## What the task asks
Every record below is to be restated word for word.

## Saved entries

BEGIN

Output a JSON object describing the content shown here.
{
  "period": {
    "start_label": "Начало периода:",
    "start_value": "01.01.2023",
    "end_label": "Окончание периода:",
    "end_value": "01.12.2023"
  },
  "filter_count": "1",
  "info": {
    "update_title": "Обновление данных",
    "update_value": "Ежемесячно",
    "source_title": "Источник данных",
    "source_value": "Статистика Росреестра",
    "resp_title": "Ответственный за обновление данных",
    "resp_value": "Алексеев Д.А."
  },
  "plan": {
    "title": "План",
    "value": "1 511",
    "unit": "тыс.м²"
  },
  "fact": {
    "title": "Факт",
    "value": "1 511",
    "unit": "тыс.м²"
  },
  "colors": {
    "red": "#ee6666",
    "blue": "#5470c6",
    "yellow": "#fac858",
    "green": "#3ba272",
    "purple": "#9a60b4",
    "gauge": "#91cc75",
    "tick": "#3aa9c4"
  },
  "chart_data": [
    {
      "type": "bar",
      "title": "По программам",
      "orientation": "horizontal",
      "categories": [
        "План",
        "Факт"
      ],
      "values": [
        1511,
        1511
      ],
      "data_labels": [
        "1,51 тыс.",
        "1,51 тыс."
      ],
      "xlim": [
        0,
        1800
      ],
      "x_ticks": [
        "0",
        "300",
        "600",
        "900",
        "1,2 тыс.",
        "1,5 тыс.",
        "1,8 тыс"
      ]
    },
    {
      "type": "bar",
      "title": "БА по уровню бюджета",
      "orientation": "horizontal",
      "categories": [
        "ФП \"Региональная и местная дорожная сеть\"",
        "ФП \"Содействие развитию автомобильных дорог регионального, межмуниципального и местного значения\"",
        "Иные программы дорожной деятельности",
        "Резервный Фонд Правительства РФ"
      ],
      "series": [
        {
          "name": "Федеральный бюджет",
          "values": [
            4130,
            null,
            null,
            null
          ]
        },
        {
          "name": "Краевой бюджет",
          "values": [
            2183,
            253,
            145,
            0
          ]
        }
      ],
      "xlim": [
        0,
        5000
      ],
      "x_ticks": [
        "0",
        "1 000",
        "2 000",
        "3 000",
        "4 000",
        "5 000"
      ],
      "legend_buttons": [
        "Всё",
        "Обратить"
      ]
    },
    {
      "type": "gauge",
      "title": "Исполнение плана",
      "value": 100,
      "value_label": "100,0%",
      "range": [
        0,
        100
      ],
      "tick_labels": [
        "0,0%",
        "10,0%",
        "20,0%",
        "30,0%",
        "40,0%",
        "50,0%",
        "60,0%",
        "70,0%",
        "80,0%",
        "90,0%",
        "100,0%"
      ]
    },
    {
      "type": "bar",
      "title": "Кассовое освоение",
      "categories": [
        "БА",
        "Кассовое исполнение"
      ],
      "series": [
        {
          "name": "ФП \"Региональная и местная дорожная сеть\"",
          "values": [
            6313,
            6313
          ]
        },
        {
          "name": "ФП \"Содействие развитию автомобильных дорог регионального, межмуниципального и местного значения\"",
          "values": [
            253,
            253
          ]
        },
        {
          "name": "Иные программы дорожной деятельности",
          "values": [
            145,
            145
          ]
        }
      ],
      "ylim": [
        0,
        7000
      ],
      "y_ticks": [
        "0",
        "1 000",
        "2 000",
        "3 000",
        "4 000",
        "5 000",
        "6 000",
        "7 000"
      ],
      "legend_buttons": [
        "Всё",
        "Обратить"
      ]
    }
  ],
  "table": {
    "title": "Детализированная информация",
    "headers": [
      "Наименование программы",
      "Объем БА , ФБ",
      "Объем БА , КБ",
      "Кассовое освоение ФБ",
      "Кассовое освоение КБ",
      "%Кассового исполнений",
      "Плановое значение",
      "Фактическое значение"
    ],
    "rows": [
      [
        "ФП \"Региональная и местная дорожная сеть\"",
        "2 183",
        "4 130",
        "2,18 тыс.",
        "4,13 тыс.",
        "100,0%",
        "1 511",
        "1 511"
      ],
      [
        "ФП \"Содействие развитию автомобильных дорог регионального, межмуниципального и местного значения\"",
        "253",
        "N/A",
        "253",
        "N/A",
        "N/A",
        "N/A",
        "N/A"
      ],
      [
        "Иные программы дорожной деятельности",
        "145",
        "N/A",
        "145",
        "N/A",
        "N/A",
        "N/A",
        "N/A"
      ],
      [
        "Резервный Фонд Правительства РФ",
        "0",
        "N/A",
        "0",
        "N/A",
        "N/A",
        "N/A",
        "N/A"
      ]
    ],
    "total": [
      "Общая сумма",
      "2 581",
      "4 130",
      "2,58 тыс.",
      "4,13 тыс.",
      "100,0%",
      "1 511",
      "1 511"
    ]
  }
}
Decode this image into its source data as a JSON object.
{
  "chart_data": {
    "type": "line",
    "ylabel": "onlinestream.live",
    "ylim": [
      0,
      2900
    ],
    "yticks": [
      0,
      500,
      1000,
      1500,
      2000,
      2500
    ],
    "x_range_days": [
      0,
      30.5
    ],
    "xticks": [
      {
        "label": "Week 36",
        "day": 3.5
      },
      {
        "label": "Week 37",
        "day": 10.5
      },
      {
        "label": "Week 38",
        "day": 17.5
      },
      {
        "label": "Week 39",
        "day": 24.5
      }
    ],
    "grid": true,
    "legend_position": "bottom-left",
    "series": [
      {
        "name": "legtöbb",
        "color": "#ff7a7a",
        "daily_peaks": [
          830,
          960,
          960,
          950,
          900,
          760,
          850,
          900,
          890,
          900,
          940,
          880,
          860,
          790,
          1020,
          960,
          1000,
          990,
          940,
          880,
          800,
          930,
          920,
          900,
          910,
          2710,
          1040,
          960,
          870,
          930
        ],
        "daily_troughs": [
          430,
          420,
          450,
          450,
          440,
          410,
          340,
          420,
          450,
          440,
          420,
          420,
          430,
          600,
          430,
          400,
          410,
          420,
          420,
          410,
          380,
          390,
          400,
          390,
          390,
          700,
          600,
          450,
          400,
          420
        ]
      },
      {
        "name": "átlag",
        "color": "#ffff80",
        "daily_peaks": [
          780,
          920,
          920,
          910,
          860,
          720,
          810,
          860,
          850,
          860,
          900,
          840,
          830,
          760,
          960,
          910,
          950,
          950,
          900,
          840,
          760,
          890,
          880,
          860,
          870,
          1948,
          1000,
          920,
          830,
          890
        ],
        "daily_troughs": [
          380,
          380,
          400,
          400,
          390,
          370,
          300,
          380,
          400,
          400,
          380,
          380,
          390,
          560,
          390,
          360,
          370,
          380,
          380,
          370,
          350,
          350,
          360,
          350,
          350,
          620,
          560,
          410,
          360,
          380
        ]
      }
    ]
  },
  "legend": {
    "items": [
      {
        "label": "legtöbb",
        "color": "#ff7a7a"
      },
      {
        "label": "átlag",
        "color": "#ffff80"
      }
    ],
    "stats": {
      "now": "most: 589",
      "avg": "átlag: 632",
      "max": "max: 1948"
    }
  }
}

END

## Answer section
Output a JSON object describing the content shown here.
{
  "period": {
    "start_label": "Начало периода:",
    "start_value": "01.01.2023",
    "end_label": "Окончание периода:",
    "end_value": "01.12.2023"
  },
  "filter_count": "1",
  "info": {
    "update_title": "Обновление данных",
    "update_value": "Ежемесячно",
    "source_title": "Источник данных",
    "source_value": "Статистика Росреестра",
    "resp_title": "Ответственный за обновление данных",
    "resp_value": "Алексеев Д.А."
  },
  "plan": {
    "title": "План",
    "value": "1 511",
    "unit": "тыс.м²"
  },
  "fact": {
    "title": "Факт",
    "value": "1 511",
    "unit": "тыс.м²"
  },
  "colors": {
    "red": "#ee6666",
    "blue": "#5470c6",
    "yellow": "#fac858",
    "green": "#3ba272",
    "purple": "#9a60b4",
    "gauge": "#91cc75",
    "tick": "#3aa9c4"
  },
  "chart_data": [
    {
      "type": "bar",
      "title": "По программам",
      "orientation": "horizontal",
      "categories": [
        "План",
        "Факт"
      ],
      "values": [
        1511,
        1511
      ],
      "data_labels": [
        "1,51 тыс.",
        "1,51 тыс."
      ],
      "xlim": [
        0,
        1800
      ],
      "x_ticks": [
        "0",
        "300",
        "600",
        "900",
        "1,2 тыс.",
        "1,5 тыс.",
        "1,8 тыс"
      ]
    },
    {
      "type": "bar",
      "title": "БА по уровню бюджета",
      "orientation": "horizontal",
      "categories": [
        "ФП \"Региональная и местная дорожная сеть\"",
        "ФП \"Содействие развитию автомобильных дорог регионального, межмуниципального и местного значения\"",
        "Иные программы дорожной деятельности",
        "Резервный Фонд Правительства РФ"
      ],
      "series": [
        {
          "name": "Федеральный бюджет",
          "values": [
            4130,
            null,
            null,
            null
          ]
        },
        {
          "name": "Краевой бюджет",
          "values": [
            2183,
            253,
            145,
            0
          ]
        }
      ],
      "xlim": [
        0,
        5000
      ],
      "x_ticks": [
        "0",
        "1 000",
        "2 000",
        "3 000",
        "4 000",
        "5 000"
      ],
      "legend_buttons": [
        "Всё",
        "Обратить"
      ]
    },
    {
      "type": "gauge",
      "title": "Исполнение плана",
      "value": 100,
      "value_label": "100,0%",
      "range": [
        0,
        100
      ],
      "tick_labels": [
        "0,0%",
        "10,0%",
        "20,0%",
        "30,0%",
        "40,0%",
        "50,0%",
        "60,0%",
        "70,0%",
        "80,0%",
        "90,0%",
        "100,0%"
      ]
    },
    {
      "type": "bar",
      "title": "Кассовое освоение",
      "categories": [
        "БА",
        "Кассовое исполнение"
      ],
      "series": [
        {
          "name": "ФП \"Региональная и местная дорожная сеть\"",
          "values": [
            6313,
            6313
          ]
        },
        {
          "name": "ФП \"Содействие развитию автомобильных дорог регионального, межмуниципального и местного значения\"",
          "values": [
            253,
            253
          ]
        },
        {
          "name": "Иные программы дорожной деятельности",
          "values": [
            145,
            145
          ]
        }
      ],
      "ylim": [
        0,
        7000
      ],
      "y_ticks": [
        "0",
        "1 000",
        "2 000",
        "3 000",
        "4 000",
        "5 000",
        "6 000",
        "7 000"
      ],
      "legend_buttons": [
        "Всё",
        "Обратить"
      ]
    }
  ],
  "table": {
    "title": "Детализированная информация",
    "headers": [
      "Наименование программы",
      "Объем БА , ФБ",
      "Объем БА , КБ",
      "Кассовое освоение ФБ",
      "Кассовое освоение КБ",
      "%Кассового исполнений",
      "Плановое значение",
      "Фактическое значение"
    ],
    "rows": [
      [
        "ФП \"Региональная и местная дорожная сеть\"",
        "2 183",
        "4 130",
        "2,18 тыс.",
        "4,13 тыс.",
        "100,0%",
        "1 511",
        "1 511"
      ],
      [
        "ФП \"Содействие развитию автомобильных дорог регионального, межмуниципального и местного значения\"",
        "253",
        "N/A",
        "253",
        "N/A",
        "N/A",
        "N/A",
        "N/A"
      ],
      [
        "Иные программы дорожной деятельности",
        "145",
        "N/A",
        "145",
        "N/A",
        "N/A",
        "N/A",
        "N/A"
      ],
      [
        "Резервный Фонд Правительства РФ",
        "0",
        "N/A",
        "0",
        "N/A",
        "N/A",
        "N/A",
        "N/A"
      ]
    ],
    "total": [
      "Общая сумма",
      "2 581",
      "4 130",
      "2,58 тыс.",
      "4,13 тыс.",
      "100,0%",
      "1 511",
      "1 511"
    ]
  }
}
Decode this image into its source data as a JSON object.
{
  "chart_data": {
    "type": "line",
    "ylabel": "onlinestream.live",
    "ylim": [
      0,
      2900
    ],
    "yticks": [
      0,
      500,
      1000,
      1500,
      2000,
      2500
    ],
    "x_range_days": [
      0,
      30.5
    ],
    "xticks": [
      {
        "label": "Week 36",
        "day": 3.5
      },
      {
        "label": "Week 37",
        "day": 10.5
      },
      {
        "label": "Week 38",
        "day": 17.5
      },
      {
        "label": "Week 39",
        "day": 24.5
      }
    ],
    "grid": true,
    "legend_position": "bottom-left",
    "series": [
      {
        "name": "legtöbb",
        "color": "#ff7a7a",
        "daily_peaks": [
          830,
          960,
          960,
          950,
          900,
          760,
          850,
          900,
          890,
          900,
          940,
          880,
          860,
          790,
          1020,
          960,
          1000,
          990,
          940,
          880,
          800,
          930,
          920,
          900,
          910,
          2710,
          1040,
          960,
          870,
          930
        ],
        "daily_troughs": [
          430,
          420,
          450,
          450,
          440,
          410,
          340,
          420,
          450,
          440,
          420,
          420,
          430,
          600,
          430,
          400,
          410,
          420,
          420,
          410,
          380,
          390,
          400,
          390,
          390,
          700,
          600,
          450,
          400,
          420
        ]
      },
      {
        "name": "átlag",
        "color": "#ffff80",
        "daily_peaks": [
          780,
          920,
          920,
          910,
          860,
          720,
          810,
          860,
          850,
          860,
          900,
          840,
          830,
          760,
          960,
          910,
          950,
          950,
          900,
          840,
          760,
          890,
          880,
          860,
          870,
          1948,
          1000,
          920,
          830,
          890
        ],
        "daily_troughs": [
          380,
          380,
          400,
          400,
          390,
          370,
          300,
          380,
          400,
          400,
          380,
          380,
          390,
          560,
          390,
          360,
          370,
          380,
          380,
          370,
          350,
          350,
          360,
          350,
          350,
          620,
          560,
          410,
          360,
          380
        ]
      }
    ]
  },
  "legend": {
    "items": [
      {
        "label": "legtöbb",
        "color": "#ff7a7a"
      },
      {
        "label": "átlag",
        "color": "#ffff80"
      }
    ],
    "stats": {
      "now": "most: 589",
      "avg": "átlag: 632",
      "max": "max: 1948"
    }
  }
}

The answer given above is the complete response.